One of my goals in starting this blog was to not only have you hear from me, but to also hear from my amazing instructor team! I am surrounded by awesome ladies and count myself very lucky. Without further ado- here is Tara who is sharing her journey of discovering that she has a gluten intolerance.
“Celiac Disease, or gluten intolerance, is becoming increasingly common today. In the United States, more than 2 million people or 1 in every 133 people are affected by this disease. The risk increases to 1 in every 22 people if you have a parent, child or sibling with the disease.” (http://www.superkidsnutrition.com/nutrition-articles/kids_nutrition-concerns/nc_facts-celiac-gluten/)
Just after the birth of my oldest son, Jackson, almost 3 years ago, I felt that my health was rapidly deteriorating. I had lost some baby weight, but still had a round, bloated belly as if I were 5 months pregnant. I had pretty severe joint and muscle pain, to the point that I was afraid to carry Jack for fear I’d drop him, and I was suffering my second bout of depression. I chalked all of this up to new motherhood, and postpartum blues, but something just didn’t seem right. Could motherhood actually make me physically hurt? I broke down to my husband one night, and I made an appointment with my doctor right away. I went through all sorts of tests, and started antidepressants once again, but everything we were looking for came up negative. The best my doctor could come up with was that I had Fibromyalgia. So, we added on more prescription medication, and I started exercising to ease the pain - this was around the time I joined Stroller Strides.

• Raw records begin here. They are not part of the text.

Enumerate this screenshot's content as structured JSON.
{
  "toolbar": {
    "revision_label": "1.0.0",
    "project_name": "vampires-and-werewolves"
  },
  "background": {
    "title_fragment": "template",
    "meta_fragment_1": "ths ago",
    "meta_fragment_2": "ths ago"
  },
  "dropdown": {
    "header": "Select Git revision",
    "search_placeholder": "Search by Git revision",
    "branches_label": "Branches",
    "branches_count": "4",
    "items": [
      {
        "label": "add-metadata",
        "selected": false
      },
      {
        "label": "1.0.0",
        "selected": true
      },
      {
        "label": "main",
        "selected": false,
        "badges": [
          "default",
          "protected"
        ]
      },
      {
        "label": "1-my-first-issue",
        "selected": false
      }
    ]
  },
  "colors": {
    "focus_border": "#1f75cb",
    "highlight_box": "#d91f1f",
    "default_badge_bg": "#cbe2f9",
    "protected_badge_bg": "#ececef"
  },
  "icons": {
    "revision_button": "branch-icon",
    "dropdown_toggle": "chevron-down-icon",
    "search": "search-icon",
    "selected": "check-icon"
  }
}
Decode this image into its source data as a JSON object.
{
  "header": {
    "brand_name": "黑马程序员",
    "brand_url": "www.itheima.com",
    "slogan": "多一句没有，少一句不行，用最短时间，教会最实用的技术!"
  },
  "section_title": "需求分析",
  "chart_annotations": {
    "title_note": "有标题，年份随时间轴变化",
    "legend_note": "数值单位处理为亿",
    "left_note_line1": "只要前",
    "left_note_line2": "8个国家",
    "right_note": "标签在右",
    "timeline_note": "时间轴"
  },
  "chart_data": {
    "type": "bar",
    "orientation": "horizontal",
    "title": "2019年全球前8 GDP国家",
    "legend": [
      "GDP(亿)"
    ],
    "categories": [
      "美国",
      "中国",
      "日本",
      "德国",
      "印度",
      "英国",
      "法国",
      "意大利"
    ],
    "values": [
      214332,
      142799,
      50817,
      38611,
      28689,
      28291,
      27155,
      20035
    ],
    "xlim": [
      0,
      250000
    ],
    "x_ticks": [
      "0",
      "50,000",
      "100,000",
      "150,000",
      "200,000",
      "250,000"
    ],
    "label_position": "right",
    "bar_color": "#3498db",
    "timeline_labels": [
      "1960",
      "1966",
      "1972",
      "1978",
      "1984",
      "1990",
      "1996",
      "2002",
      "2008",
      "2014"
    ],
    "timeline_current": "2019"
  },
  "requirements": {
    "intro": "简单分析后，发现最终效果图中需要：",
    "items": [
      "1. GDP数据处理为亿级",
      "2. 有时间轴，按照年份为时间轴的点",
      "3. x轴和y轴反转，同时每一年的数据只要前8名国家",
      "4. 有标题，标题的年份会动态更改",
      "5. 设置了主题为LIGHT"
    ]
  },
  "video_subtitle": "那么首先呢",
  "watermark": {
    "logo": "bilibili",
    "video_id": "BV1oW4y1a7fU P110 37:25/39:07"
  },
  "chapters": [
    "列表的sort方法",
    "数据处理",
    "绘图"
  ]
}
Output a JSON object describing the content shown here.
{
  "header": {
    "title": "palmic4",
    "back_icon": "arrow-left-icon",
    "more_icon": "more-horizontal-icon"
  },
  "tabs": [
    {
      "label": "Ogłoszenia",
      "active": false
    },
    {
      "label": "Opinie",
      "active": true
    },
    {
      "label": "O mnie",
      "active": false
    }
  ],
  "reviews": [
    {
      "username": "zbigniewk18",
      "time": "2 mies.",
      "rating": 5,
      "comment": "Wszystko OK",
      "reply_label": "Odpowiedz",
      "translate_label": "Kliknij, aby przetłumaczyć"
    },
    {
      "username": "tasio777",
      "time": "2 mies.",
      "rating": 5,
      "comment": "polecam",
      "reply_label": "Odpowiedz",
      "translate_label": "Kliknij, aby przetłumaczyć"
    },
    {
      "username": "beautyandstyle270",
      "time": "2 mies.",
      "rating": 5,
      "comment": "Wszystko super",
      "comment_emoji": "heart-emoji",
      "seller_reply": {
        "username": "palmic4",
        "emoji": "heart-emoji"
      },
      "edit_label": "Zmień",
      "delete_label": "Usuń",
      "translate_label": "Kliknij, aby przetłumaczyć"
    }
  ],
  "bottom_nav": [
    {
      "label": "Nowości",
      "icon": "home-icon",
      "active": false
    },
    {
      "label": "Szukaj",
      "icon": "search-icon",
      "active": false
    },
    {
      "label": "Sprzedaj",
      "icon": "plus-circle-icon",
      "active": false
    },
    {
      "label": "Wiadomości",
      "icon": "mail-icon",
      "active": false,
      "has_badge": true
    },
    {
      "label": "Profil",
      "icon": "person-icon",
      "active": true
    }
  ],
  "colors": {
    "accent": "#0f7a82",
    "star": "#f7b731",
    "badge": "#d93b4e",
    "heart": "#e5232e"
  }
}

I started feeling somewhat better and my mood certainly improved, but all of this was still a mystery to me. I started to put two and two together that when I ate certain things, I felt absolutely horrible. Not one to be satisfied with living the rest of my life on meds, I wanted to get to the root of my health issues. I’d started hearing about all of these “food intolerance” issues and tried a few different diets. Was dairy the culprit? Proteins? Soy? Nope. It was wheat a/k/a gluten.
The more I thought about my health up until this point, I know I’ve always had stomach issues - I can even remember as far back as first and second grade knowing something was wrong. My symptoms were so random (which is typical of gluten intolerance), that I could never get an accurate diagnosis. Nevermind the fact that most traditional doctors don’t seem to be totally on board with “gluten intolerance”. I mean, we’re all supposed to be eating whole wheat, right?
I found a couple of doctors who do believe this is an issue for a lot of people, and did some various testing. During that time, I cut out all gluten from my diet, and within about 6 weeks I was off of all of my medications, and feeling better than I ever had. I have read that Celiac and gluten intolerance is hereditary, and thinking about everyone in my family, I can almost pin-point who is and who isn’t. My little guy, Jackson, has a full-on allergic reaction to it...not pretty. But most poignantly, my mom, who passed away 4 years ago at the age of 52.
She was diagnosed with liver disease at 39, my senior year of high school, and within a week, was placed on a liver transplant list. The transplant never happened while her health slowly deteriorated. She was being cared for by a team at the University of Michigan Hospital, but in all of those years, they could never really figure out what she had, when it started, and how to stop it. The more I learn about all of this, I’m convinced that she’d developed Celiac-related Hepatitis. Something so simple that could’ve been fixed...
So, now it’s my mission to educate myself, my family, and anyone who is willing to listen, that “gluten” isn’t just a fad. It can be a very serious problem. Testing can be confusing, but if you think you have some of the symptoms, just cut it out. See how you feel after a few weeks. If you feel better, then make the switch 100%. It’s so easy, and there are so many products available now, once you learn a little more about it, making the change is simple. One bonus is that wheat gluten is found in almost all processed foods, so if you’re already cutting those out, you’re half-way there.
Most food intolerance issues stem from gluten sensitivity, so if you’re already avoiding something, there’s a high probability gluten is an issue for you too. Want to hear a silver lining? If you work out your gluten intolerance (avoiding it and recovering from it’s damage), there’s a really great chance that you’ll be able to add in other things you’ve avoided, like dairy for instance. You’ll likely never be able to eat gluten (wheat) again, but at least you get to gain back what you had to avoid before.
Check out these links to learn more about symptoms, some informative books, and great cookbooks. And, if you’re interested in chatting about this more, or have more knowledge to share, feel free to contact me or grab me at class.